**EXERCISE INSTRUCTIONS:** Wherever "subtitle" appears in a line of the listing, report that line.

**ENTRIES SHOWN:**
[Start of section]
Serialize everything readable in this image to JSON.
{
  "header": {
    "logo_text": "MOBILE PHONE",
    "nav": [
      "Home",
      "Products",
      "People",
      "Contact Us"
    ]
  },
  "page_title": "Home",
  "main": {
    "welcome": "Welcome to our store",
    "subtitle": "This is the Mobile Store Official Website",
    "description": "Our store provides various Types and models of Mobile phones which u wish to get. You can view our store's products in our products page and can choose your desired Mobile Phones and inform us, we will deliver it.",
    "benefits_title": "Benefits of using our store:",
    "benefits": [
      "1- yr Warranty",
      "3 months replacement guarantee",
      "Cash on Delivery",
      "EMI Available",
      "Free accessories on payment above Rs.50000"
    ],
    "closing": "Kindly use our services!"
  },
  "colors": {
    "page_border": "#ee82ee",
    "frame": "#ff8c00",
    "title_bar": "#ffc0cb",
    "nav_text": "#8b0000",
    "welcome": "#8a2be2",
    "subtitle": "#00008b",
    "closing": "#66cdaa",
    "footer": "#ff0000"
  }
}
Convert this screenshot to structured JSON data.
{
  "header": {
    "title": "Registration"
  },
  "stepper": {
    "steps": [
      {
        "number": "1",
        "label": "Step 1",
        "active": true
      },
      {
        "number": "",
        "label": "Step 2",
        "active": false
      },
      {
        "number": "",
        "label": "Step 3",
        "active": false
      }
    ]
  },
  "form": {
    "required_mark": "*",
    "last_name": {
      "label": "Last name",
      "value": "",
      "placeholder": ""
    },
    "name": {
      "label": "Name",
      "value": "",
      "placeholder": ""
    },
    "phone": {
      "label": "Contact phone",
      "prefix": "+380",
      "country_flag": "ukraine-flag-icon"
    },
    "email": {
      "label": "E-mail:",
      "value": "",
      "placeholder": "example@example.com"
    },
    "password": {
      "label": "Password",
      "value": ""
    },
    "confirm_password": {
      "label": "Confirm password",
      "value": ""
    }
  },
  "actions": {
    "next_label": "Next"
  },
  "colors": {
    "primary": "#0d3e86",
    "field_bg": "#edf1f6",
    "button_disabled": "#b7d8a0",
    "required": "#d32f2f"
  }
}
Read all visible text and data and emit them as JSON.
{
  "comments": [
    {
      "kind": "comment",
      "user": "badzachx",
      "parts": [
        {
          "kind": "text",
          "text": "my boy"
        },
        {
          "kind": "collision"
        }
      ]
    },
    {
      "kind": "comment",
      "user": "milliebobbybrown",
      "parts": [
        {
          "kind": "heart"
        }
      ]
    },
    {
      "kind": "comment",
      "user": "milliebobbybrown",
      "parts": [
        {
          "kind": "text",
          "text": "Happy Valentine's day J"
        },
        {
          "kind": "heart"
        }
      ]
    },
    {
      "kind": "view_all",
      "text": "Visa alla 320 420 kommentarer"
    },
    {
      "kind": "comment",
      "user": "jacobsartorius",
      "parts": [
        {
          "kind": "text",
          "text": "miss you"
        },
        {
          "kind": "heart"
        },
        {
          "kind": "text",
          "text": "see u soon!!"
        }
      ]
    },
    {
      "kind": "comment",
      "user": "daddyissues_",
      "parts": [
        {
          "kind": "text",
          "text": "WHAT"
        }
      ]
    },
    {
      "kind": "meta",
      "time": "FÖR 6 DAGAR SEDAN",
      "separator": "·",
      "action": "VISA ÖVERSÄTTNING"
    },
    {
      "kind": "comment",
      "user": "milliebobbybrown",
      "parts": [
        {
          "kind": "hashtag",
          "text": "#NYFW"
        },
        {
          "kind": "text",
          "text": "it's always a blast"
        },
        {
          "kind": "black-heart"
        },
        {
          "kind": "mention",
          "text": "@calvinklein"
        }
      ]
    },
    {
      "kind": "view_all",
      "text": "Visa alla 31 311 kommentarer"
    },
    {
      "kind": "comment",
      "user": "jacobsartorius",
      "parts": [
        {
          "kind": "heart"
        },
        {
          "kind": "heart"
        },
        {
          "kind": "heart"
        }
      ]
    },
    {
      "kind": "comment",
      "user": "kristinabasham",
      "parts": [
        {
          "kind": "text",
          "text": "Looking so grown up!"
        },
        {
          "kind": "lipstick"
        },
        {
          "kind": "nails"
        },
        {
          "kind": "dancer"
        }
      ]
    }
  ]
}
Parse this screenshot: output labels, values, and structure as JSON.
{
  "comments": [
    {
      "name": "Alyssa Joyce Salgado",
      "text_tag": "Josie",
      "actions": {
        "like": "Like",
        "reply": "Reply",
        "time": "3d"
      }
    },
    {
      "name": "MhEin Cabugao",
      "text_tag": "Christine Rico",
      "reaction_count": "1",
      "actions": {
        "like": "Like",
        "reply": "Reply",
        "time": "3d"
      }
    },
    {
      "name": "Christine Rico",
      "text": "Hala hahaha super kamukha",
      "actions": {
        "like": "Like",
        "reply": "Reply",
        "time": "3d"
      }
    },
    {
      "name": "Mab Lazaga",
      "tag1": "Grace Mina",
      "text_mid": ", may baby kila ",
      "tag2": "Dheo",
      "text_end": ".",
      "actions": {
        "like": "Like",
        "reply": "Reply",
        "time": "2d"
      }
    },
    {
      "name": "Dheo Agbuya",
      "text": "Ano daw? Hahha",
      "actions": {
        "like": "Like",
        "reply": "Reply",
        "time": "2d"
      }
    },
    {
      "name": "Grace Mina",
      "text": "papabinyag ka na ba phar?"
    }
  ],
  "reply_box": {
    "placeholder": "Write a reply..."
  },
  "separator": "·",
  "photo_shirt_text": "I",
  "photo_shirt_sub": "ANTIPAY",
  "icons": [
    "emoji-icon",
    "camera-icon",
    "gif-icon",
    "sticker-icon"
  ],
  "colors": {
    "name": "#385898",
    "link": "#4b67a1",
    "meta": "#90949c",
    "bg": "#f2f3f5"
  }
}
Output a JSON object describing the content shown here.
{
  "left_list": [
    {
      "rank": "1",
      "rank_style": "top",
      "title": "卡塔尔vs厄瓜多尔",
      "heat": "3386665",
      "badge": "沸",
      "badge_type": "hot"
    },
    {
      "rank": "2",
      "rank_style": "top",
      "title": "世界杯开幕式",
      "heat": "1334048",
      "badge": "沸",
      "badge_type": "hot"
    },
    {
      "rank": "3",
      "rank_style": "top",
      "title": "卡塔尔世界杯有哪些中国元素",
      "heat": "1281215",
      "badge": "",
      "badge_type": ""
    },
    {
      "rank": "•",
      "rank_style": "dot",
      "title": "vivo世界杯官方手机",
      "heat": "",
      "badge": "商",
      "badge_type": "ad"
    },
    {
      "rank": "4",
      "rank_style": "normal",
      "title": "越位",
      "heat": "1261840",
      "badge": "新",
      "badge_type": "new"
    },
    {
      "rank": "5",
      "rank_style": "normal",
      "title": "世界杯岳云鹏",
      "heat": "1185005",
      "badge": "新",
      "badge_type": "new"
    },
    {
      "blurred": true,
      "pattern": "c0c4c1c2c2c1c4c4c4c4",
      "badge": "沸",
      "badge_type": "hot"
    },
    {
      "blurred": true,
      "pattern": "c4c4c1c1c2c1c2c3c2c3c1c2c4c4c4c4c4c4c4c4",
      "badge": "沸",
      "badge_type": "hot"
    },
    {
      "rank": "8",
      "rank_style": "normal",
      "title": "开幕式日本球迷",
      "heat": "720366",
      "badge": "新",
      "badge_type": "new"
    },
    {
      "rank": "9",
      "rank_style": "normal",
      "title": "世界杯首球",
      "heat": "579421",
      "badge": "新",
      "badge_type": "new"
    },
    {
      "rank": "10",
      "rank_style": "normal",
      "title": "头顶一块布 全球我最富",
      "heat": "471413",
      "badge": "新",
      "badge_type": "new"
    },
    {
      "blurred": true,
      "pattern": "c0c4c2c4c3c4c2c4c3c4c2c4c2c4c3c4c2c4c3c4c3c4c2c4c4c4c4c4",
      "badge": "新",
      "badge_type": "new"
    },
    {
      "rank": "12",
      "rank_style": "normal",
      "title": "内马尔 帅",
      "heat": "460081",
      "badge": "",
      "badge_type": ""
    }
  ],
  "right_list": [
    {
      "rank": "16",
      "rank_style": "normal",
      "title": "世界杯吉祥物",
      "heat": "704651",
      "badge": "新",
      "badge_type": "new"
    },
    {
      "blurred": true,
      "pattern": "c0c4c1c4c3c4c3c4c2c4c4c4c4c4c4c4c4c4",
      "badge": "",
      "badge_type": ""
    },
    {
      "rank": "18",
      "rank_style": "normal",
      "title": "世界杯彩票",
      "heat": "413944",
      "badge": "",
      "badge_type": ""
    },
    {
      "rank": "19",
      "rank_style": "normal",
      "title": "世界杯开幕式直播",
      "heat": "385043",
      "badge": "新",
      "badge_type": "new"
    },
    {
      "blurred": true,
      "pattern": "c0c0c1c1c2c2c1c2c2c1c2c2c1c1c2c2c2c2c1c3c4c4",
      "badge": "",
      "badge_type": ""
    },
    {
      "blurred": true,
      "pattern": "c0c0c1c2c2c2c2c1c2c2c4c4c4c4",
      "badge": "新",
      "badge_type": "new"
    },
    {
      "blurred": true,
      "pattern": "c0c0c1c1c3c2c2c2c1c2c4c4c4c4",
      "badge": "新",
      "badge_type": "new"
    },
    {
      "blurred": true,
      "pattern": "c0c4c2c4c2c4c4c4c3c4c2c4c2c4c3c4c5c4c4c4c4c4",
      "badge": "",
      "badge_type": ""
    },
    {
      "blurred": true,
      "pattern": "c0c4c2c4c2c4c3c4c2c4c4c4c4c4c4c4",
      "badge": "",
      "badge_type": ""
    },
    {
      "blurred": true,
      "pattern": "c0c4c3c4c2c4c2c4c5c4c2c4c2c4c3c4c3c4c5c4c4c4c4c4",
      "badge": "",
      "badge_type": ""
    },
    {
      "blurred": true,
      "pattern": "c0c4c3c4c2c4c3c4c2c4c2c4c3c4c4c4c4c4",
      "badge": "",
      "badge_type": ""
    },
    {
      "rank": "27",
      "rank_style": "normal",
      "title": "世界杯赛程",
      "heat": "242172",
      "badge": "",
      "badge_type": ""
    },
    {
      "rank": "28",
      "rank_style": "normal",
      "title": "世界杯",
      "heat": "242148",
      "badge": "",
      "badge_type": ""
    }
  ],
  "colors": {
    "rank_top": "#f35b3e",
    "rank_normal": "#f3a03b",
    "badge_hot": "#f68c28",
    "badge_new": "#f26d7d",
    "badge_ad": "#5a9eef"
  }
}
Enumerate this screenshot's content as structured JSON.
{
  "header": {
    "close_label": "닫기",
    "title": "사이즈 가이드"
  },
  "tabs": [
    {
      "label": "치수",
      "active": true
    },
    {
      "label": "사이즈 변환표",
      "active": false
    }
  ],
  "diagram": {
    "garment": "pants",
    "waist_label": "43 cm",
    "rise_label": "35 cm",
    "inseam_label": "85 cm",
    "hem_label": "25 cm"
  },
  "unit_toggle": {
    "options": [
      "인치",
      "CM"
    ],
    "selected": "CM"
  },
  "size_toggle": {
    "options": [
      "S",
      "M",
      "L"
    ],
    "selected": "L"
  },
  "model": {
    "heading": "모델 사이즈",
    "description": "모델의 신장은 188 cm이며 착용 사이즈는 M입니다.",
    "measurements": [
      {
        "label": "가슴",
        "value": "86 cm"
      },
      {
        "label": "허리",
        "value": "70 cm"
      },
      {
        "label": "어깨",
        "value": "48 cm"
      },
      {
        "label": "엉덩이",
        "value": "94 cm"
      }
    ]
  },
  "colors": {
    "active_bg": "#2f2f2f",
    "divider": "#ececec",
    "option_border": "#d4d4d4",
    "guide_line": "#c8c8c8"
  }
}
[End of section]
**EXERCISE OUTPUT:**
    "subtitle": "This is the Mobile Store Official Website",
    "subtitle": "#00008b",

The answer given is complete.